**Task to carry out**
The answer should consist of all the records, written out word for word.

::: Data extracts :::

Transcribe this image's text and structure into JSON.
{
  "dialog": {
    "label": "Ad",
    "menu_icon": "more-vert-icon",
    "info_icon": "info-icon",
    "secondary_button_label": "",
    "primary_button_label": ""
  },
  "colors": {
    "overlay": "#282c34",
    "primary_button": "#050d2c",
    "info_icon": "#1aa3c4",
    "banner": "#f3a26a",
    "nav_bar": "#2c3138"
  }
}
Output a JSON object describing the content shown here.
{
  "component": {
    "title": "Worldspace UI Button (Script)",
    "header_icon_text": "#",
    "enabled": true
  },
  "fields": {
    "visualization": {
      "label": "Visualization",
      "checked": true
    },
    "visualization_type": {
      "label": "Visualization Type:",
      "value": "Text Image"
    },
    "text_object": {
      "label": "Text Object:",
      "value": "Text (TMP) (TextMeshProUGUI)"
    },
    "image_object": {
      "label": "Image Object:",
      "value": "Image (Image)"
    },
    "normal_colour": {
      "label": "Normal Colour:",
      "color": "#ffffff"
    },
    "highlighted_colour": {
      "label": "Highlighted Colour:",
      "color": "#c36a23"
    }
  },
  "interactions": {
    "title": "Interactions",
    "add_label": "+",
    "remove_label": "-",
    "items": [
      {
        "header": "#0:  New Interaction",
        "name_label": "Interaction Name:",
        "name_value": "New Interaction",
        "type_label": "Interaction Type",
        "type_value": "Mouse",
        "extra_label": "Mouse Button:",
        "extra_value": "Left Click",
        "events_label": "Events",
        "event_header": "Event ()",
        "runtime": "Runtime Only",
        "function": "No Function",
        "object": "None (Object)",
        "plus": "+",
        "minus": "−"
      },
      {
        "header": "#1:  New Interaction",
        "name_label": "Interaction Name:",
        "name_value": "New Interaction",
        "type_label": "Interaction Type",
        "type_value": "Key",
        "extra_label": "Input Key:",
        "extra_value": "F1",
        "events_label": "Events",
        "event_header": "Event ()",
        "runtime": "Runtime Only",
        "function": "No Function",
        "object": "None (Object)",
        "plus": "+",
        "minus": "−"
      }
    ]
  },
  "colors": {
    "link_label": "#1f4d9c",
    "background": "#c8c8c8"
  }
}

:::

**Finished task**
Transcribe this image's text and structure into JSON.
{
  "dialog": {
    "label": "Ad",
    "menu_icon": "more-vert-icon",
    "info_icon": "info-icon",
    "secondary_button_label": "",
    "primary_button_label": ""
  },
  "colors": {
    "overlay": "#282c34",
    "primary_button": "#050d2c",
    "info_icon": "#1aa3c4",
    "banner": "#f3a26a",
    "nav_bar": "#2c3138"
  }
}
Output a JSON object describing the content shown here.
{
  "component": {
    "title": "Worldspace UI Button (Script)",
    "header_icon_text": "#",
    "enabled": true
  },
  "fields": {
    "visualization": {
      "label": "Visualization",
      "checked": true
    },
    "visualization_type": {
      "label": "Visualization Type:",
      "value": "Text Image"
    },
    "text_object": {
      "label": "Text Object:",
      "value": "Text (TMP) (TextMeshProUGUI)"
    },
    "image_object": {
      "label": "Image Object:",
      "value": "Image (Image)"
    },
    "normal_colour": {
      "label": "Normal Colour:",
      "color": "#ffffff"
    },
    "highlighted_colour": {
      "label": "Highlighted Colour:",
      "color": "#c36a23"
    }
  },
  "interactions": {
    "title": "Interactions",
    "add_label": "+",
    "remove_label": "-",
    "items": [
      {
        "header": "#0:  New Interaction",
        "name_label": "Interaction Name:",
        "name_value": "New Interaction",
        "type_label": "Interaction Type",
        "type_value": "Mouse",
        "extra_label": "Mouse Button:",
        "extra_value": "Left Click",
        "events_label": "Events",
        "event_header": "Event ()",
        "runtime": "Runtime Only",
        "function": "No Function",
        "object": "None (Object)",
        "plus": "+",
        "minus": "−"
      },
      {
        "header": "#1:  New Interaction",
        "name_label": "Interaction Name:",
        "name_value": "New Interaction",
        "type_label": "Interaction Type",
        "type_value": "Key",
        "extra_label": "Input Key:",
        "extra_value": "F1",
        "events_label": "Events",
        "event_header": "Event ()",
        "runtime": "Runtime Only",
        "function": "No Function",
        "object": "None (Object)",
        "plus": "+",
        "minus": "−"
      }
    ]
  },
  "colors": {
    "link_label": "#1f4d9c",
    "background": "#c8c8c8"
  }
}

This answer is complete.